Gov. Bill Haslam was mentioned prominently in a Forbes piece Thursday, after he and four other GOP governors said they would consider an expansion of Medicaid under the federal health care reform law if the money were awarded as a block grant.
“Obviously, as a Republican, I’m with those folks who say, if you can block grant us Medicaid, we’d look at it differently,” Haslam said, according to Politico. The governors were at a weekend meeting of the National Governors Association in Virginia.
The block grant idea is dear to the hearts of conservatives, who say the setup would free states from onerous federal restrictions and give states the power to keep expenses in check. Governing magazine explains the history and criticism that such a plan would reduce the number of people covered, especially in times of economic strain.
The governors have the option of saying no to a Medicaid expansion in their states without losing existing Medicaid funding, based on the U.S. Supreme Court ruling last month that upheld the Affordable Care Act.
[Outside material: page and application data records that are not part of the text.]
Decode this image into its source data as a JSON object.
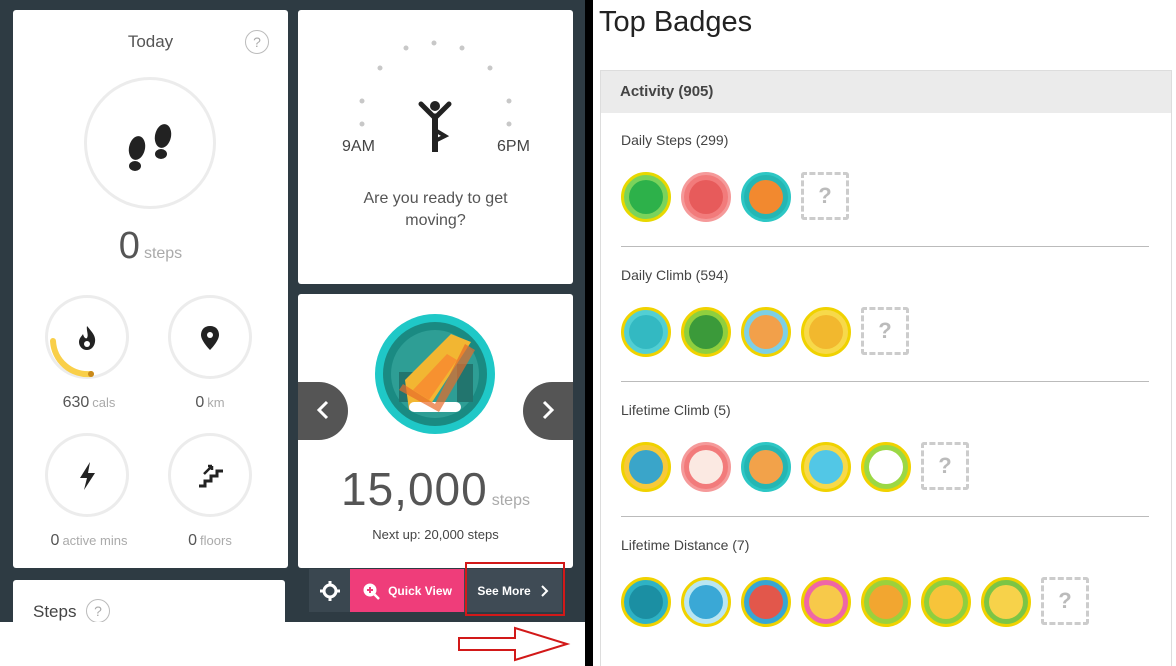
{
  "today": {
    "title": "Today",
    "help": "?",
    "steps_value": "0",
    "steps_unit": "steps",
    "calories": {
      "value": "630",
      "unit": "cals",
      "progress": 0.22
    },
    "distance": {
      "value": "0",
      "unit": "km"
    },
    "active": {
      "value": "0",
      "unit": "active mins"
    },
    "floors": {
      "value": "0",
      "unit": "floors"
    }
  },
  "hourly": {
    "start_label": "9AM",
    "end_label": "6PM",
    "message": "Are you ready to get moving?"
  },
  "badge_carousel": {
    "value": "15,000",
    "unit": "steps",
    "next_up": "Next up: 20,000 steps"
  },
  "steps_card": {
    "title": "Steps",
    "help": "?"
  },
  "actions": {
    "quick_view": "Quick View",
    "see_more": "See More"
  },
  "top_badges": {
    "title": "Top Badges",
    "activity_header": "Activity (905)",
    "sections": [
      {
        "title": "Daily Steps (299)"
      },
      {
        "title": "Daily Climb (594)"
      },
      {
        "title": "Lifetime Climb (5)"
      },
      {
        "title": "Lifetime Distance (7)"
      }
    ],
    "missing_glyph": "?"
  },
  "colors": {
    "dashboard_bg": "#2e3b43",
    "calories_arc": "#f9cf49",
    "quick_view": "#ef3d7a",
    "see_more": "#3f4b55",
    "badge_teal": "#1fc8c7",
    "highlight": "#d21919"
  }
}
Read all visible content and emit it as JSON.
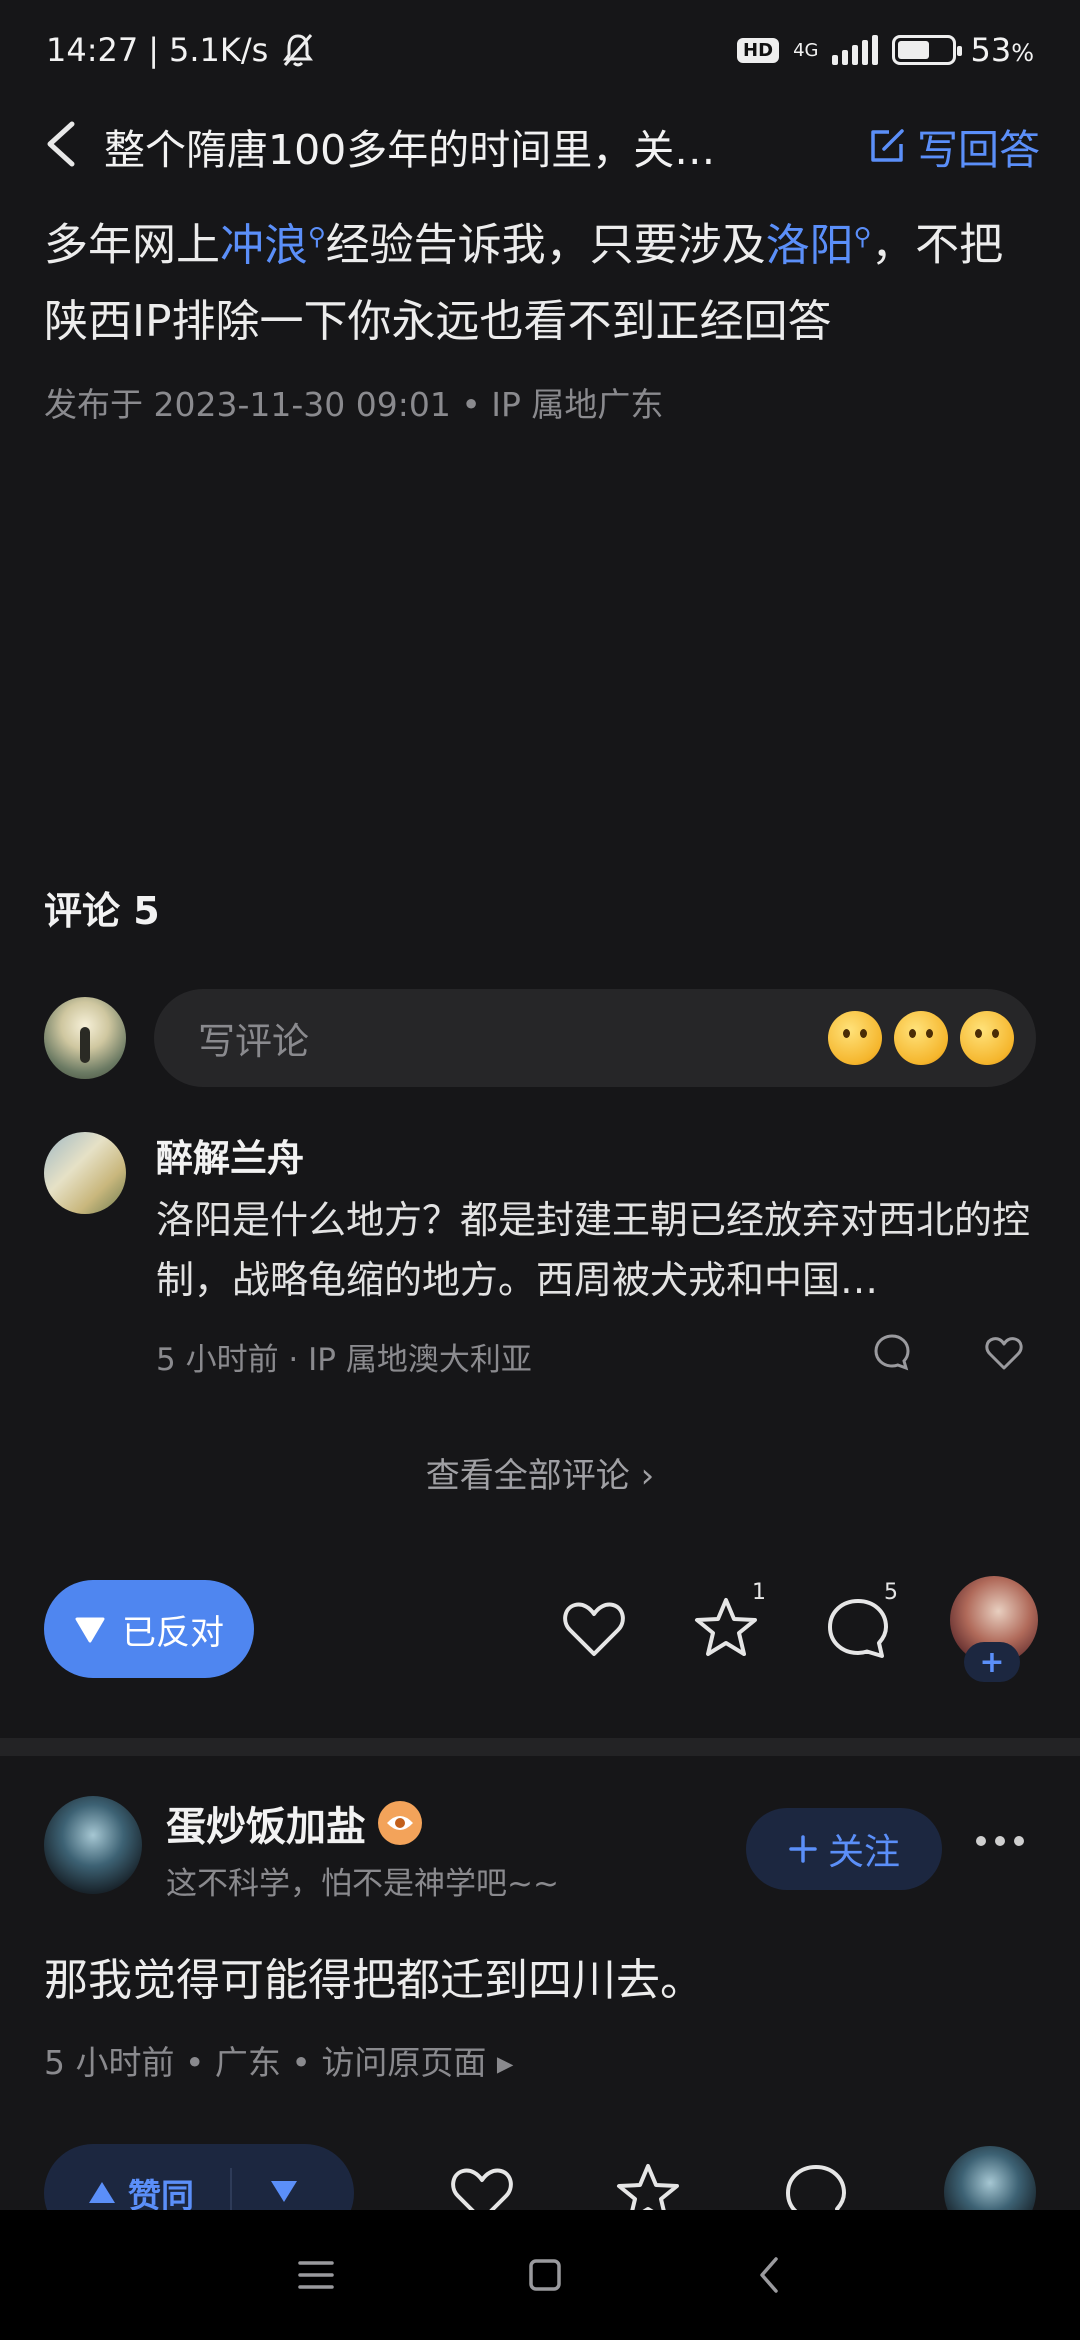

This week the state held a meeting at Vanderbilt to seek input on what insurers should be required to cover in plans offered in the state, according to the Tennessean:
These rules will apply to individual policies and small-employer group plans, including those offered through the state insurance exchange after Jan. 1, 2014. The federal law, often referred to as Obamacare, directs that these plans have the same level of coverage as those typically offered by a large employer. But the law leaves it up to the states to set those benchmarks. …
States have 10 basic plans currently offered by large employer groups from which to choose a benchmark, but they can modify whichever reference plan they choose.
The meeting attracted people with health complaints from loss of hearing to infertility, wanting to make sure the state’s standards would require their ailment be covered, WPLN reported.
Another component of the health care law got a boost from a Tennessean Wednesday. Former Sen. Bill Frist urged states to set up their own health insurance exchanges. The exchanges will foster competition and are “the most innovative, market-driven, and ultimately constructive part of the law,” Frist wrote in a column for The Week.
Opponents of the law have urged the opposite. The Cato Institute calls them “the new government bureaucracies” for forcing people “to purchase Obamacare’s overpriced and overregulated health insurance.”
In May, the Kaiser Family Foundation expressed doubt that Tennessee would meet a deadline to submit a plan for its exchange this fall. The state has accepted more than $9 million in federal tax dollars for planning and establishment efforts.